Description of the task - Drop the pictures, then extract the listing word for word.

Given entries -
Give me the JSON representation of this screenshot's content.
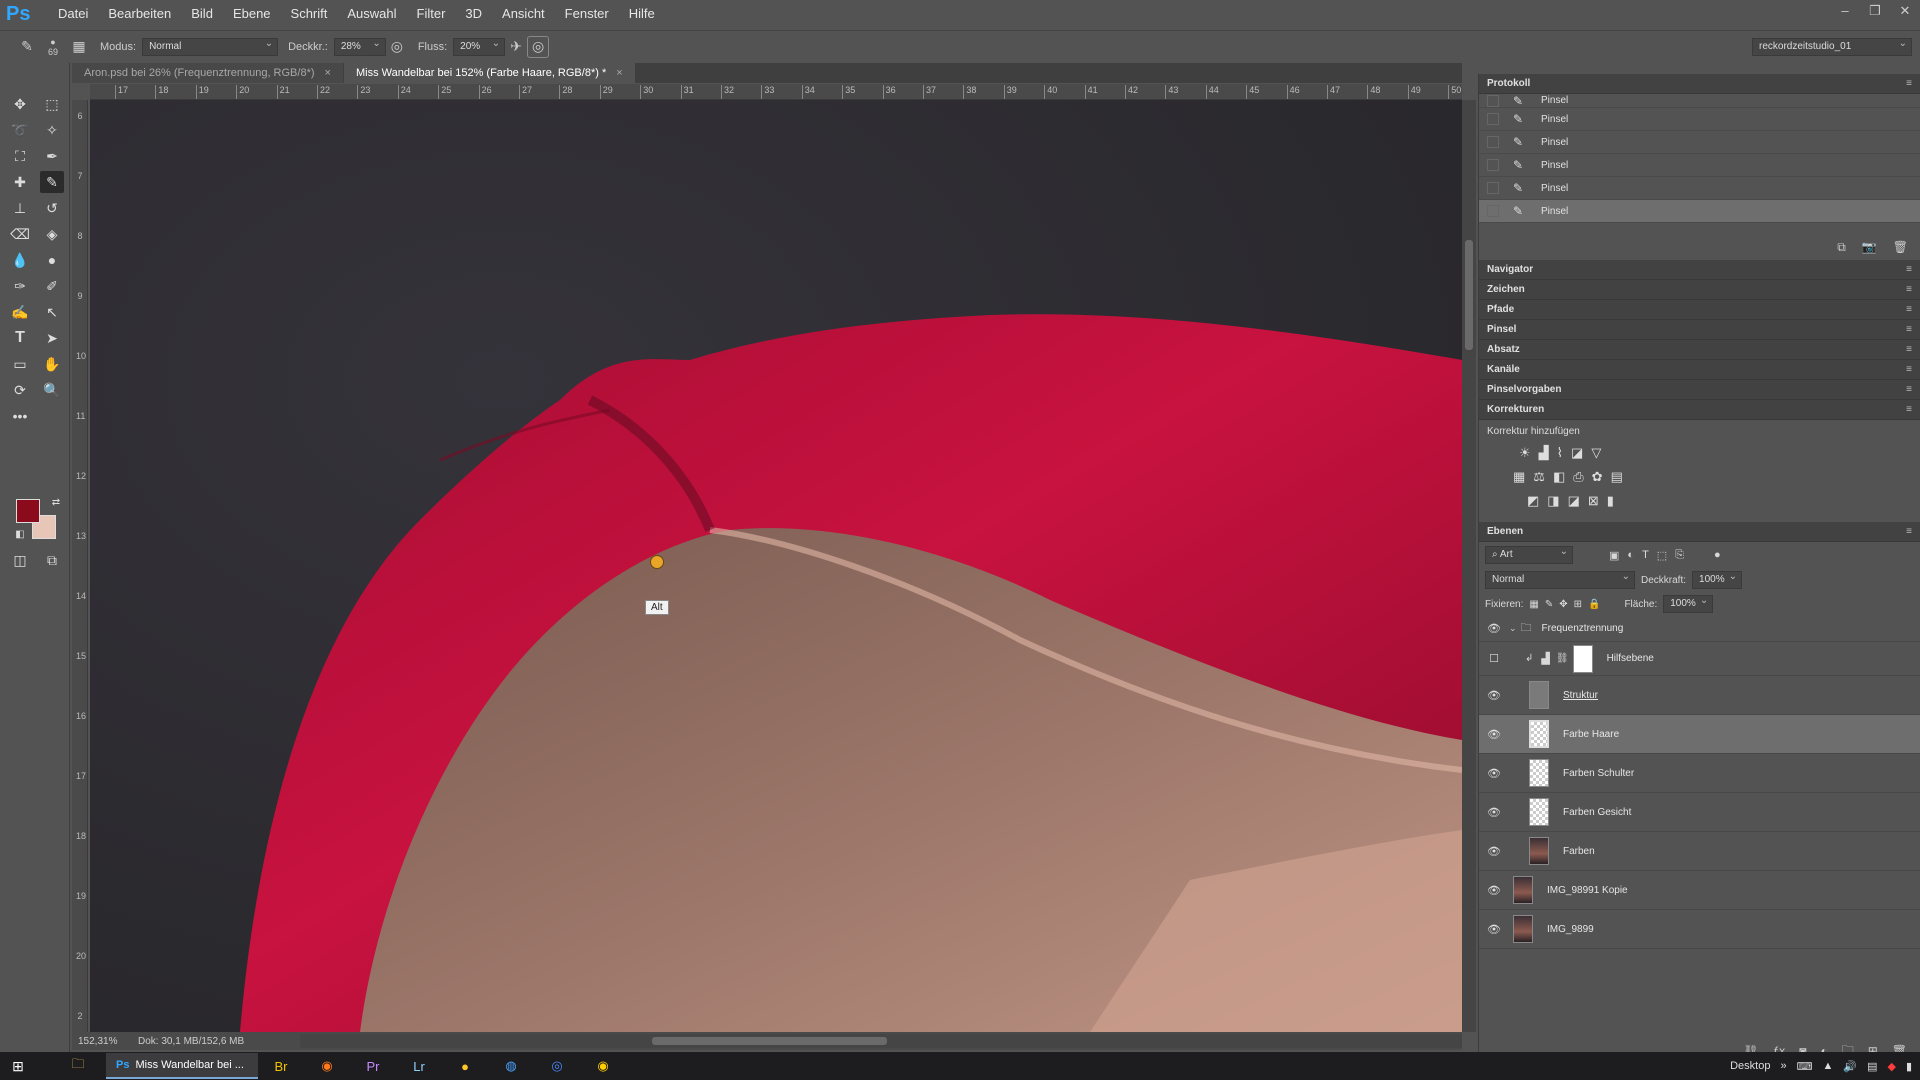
{
  "app": {
    "logo": "Ps"
  },
  "menu": [
    "Datei",
    "Bearbeiten",
    "Bild",
    "Ebene",
    "Schrift",
    "Auswahl",
    "Filter",
    "3D",
    "Ansicht",
    "Fenster",
    "Hilfe"
  ],
  "options": {
    "brush_size": "69",
    "modus_label": "Modus:",
    "modus_value": "Normal",
    "deckkraft_label": "Deckkr.:",
    "deckkraft_value": "28%",
    "fluss_label": "Fluss:",
    "fluss_value": "20%",
    "workspace": "reckordzeitstudio_01"
  },
  "tabs": [
    {
      "label": "Aron.psd bei 26% (Frequenztrennung, RGB/8*)",
      "close": "×"
    },
    {
      "label": "Miss Wandelbar bei 152% (Farbe Haare, RGB/8*) *",
      "close": "×"
    }
  ],
  "ruler_top": [
    "17",
    "18",
    "19",
    "20",
    "21",
    "22",
    "23",
    "24",
    "25",
    "26",
    "27",
    "28",
    "29",
    "30",
    "31",
    "32",
    "33",
    "34",
    "35",
    "36",
    "37",
    "38",
    "39",
    "40",
    "41",
    "42",
    "43",
    "44",
    "45",
    "46",
    "47",
    "48",
    "49",
    "50"
  ],
  "ruler_left": [
    "6",
    "7",
    "8",
    "9",
    "10",
    "11",
    "12",
    "13",
    "14",
    "15",
    "16",
    "17",
    "18",
    "19",
    "20",
    "2"
  ],
  "canvas": {
    "tooltip": "Alt"
  },
  "status": {
    "zoom": "152,31%",
    "doc": "Dok: 30,1 MB/152,6 MB",
    "arrow": "›"
  },
  "history": {
    "title": "Protokoll",
    "items": [
      "Pinsel",
      "Pinsel",
      "Pinsel",
      "Pinsel",
      "Pinsel",
      "Pinsel"
    ],
    "selected_index": 5
  },
  "collapsed_panels": [
    "Navigator",
    "Zeichen",
    "Pfade",
    "Pinsel",
    "Absatz",
    "Kanäle",
    "Pinselvorgaben"
  ],
  "korrekturen": {
    "title": "Korrekturen",
    "subtitle": "Korrektur hinzufügen"
  },
  "layers": {
    "title": "Ebenen",
    "filter": "Art",
    "blend": "Normal",
    "deckkraft_label": "Deckkraft:",
    "deckkraft_value": "100%",
    "fixieren_label": "Fixieren:",
    "flaeche_label": "Fläche:",
    "flaeche_value": "100%",
    "items": [
      {
        "name": "Frequenztrennung",
        "type": "group",
        "visible": true
      },
      {
        "name": "Hilfsebene",
        "type": "adjustment",
        "visible": false
      },
      {
        "name": "Struktur",
        "type": "gray",
        "visible": true
      },
      {
        "name": "Farbe Haare",
        "type": "transparent",
        "visible": true,
        "selected": true
      },
      {
        "name": "Farben Schulter",
        "type": "transparent",
        "visible": true
      },
      {
        "name": "Farben Gesicht",
        "type": "transparent",
        "visible": true
      },
      {
        "name": "Farben",
        "type": "photo",
        "visible": true
      },
      {
        "name": "IMG_98991 Kopie",
        "type": "photo",
        "visible": true
      },
      {
        "name": "IMG_9899",
        "type": "photo",
        "visible": true
      }
    ]
  },
  "taskbar": {
    "app_label": "Miss Wandelbar bei ...",
    "desktop": "Desktop"
  },
  "colors": {
    "foreground": "#8b0a1c",
    "background": "#e7c6b8",
    "hair": "#c8123f"
  }
}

Written answer -
Give me the JSON representation of this screenshot's content.
{
  "app": {
    "logo": "Ps"
  },
  "menu": [
    "Datei",
    "Bearbeiten",
    "Bild",
    "Ebene",
    "Schrift",
    "Auswahl",
    "Filter",
    "3D",
    "Ansicht",
    "Fenster",
    "Hilfe"
  ],
  "options": {
    "brush_size": "69",
    "modus_label": "Modus:",
    "modus_value": "Normal",
    "deckkraft_label": "Deckkr.:",
    "deckkraft_value": "28%",
    "fluss_label": "Fluss:",
    "fluss_value": "20%",
    "workspace": "reckordzeitstudio_01"
  },
  "tabs": [
    {
      "label": "Aron.psd bei 26% (Frequenztrennung, RGB/8*)",
      "close": "×"
    },
    {
      "label": "Miss Wandelbar bei 152% (Farbe Haare, RGB/8*) *",
      "close": "×"
    }
  ],
  "ruler_top": [
    "17",
    "18",
    "19",
    "20",
    "21",
    "22",
    "23",
    "24",
    "25",
    "26",
    "27",
    "28",
    "29",
    "30",
    "31",
    "32",
    "33",
    "34",
    "35",
    "36",
    "37",
    "38",
    "39",
    "40",
    "41",
    "42",
    "43",
    "44",
    "45",
    "46",
    "47",
    "48",
    "49",
    "50"
  ],
  "ruler_left": [
    "6",
    "7",
    "8",
    "9",
    "10",
    "11",
    "12",
    "13",
    "14",
    "15",
    "16",
    "17",
    "18",
    "19",
    "20",
    "2"
  ],
  "canvas": {
    "tooltip": "Alt"
  },
  "status": {
    "zoom": "152,31%",
    "doc": "Dok: 30,1 MB/152,6 MB",
    "arrow": "›"
  },
  "history": {
    "title": "Protokoll",
    "items": [
      "Pinsel",
      "Pinsel",
      "Pinsel",
      "Pinsel",
      "Pinsel",
      "Pinsel"
    ],
    "selected_index": 5
  },
  "collapsed_panels": [
    "Navigator",
    "Zeichen",
    "Pfade",
    "Pinsel",
    "Absatz",
    "Kanäle",
    "Pinselvorgaben"
  ],
  "korrekturen": {
    "title": "Korrekturen",
    "subtitle": "Korrektur hinzufügen"
  },
  "layers": {
    "title": "Ebenen",
    "filter": "Art",
    "blend": "Normal",
    "deckkraft_label": "Deckkraft:",
    "deckkraft_value": "100%",
    "fixieren_label": "Fixieren:",
    "flaeche_label": "Fläche:",
    "flaeche_value": "100%",
    "items": [
      {
        "name": "Frequenztrennung",
        "type": "group",
        "visible": true
      },
      {
        "name": "Hilfsebene",
        "type": "adjustment",
        "visible": false
      },
      {
        "name": "Struktur",
        "type": "gray",
        "visible": true
      },
      {
        "name": "Farbe Haare",
        "type": "transparent",
        "visible": true,
        "selected": true
      },
      {
        "name": "Farben Schulter",
        "type": "transparent",
        "visible": true
      },
      {
        "name": "Farben Gesicht",
        "type": "transparent",
        "visible": true
      },
      {
        "name": "Farben",
        "type": "photo",
        "visible": true
      },
      {
        "name": "IMG_98991 Kopie",
        "type": "photo",
        "visible": true
      },
      {
        "name": "IMG_9899",
        "type": "photo",
        "visible": true
      }
    ]
  },
  "taskbar": {
    "app_label": "Miss Wandelbar bei ...",
    "desktop": "Desktop"
  },
  "colors": {
    "foreground": "#8b0a1c",
    "background": "#e7c6b8",
    "hair": "#c8123f"
  }
}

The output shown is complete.